WORK INSTRUCTIONS: Using the data below, return every line that holds the word "Chamundi".

RECORDED INFORMATION:
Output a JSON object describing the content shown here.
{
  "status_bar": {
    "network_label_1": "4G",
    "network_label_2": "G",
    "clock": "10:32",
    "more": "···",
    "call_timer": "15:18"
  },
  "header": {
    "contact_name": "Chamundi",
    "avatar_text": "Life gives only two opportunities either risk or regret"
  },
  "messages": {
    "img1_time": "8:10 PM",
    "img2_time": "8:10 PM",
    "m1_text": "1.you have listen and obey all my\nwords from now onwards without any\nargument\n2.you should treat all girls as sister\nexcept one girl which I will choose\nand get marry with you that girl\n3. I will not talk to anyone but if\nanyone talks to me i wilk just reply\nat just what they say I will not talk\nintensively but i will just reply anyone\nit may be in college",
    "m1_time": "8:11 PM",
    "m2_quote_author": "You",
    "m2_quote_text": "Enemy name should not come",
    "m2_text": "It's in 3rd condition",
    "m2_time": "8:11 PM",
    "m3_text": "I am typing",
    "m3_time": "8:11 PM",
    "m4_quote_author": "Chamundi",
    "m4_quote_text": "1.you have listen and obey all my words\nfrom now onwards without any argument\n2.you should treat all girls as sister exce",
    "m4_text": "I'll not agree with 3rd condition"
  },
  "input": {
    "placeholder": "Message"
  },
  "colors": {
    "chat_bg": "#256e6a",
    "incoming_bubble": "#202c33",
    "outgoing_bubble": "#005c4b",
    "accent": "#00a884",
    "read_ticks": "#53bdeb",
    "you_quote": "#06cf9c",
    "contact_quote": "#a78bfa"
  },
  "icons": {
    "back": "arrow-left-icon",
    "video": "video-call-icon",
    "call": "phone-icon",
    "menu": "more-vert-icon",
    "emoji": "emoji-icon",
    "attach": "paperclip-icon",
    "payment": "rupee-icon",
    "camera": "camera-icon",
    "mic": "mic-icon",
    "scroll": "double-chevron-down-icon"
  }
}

SOLUTION BELOW:
    "contact_name": "Chamundi",
    "m4_quote_author": "Chamundi",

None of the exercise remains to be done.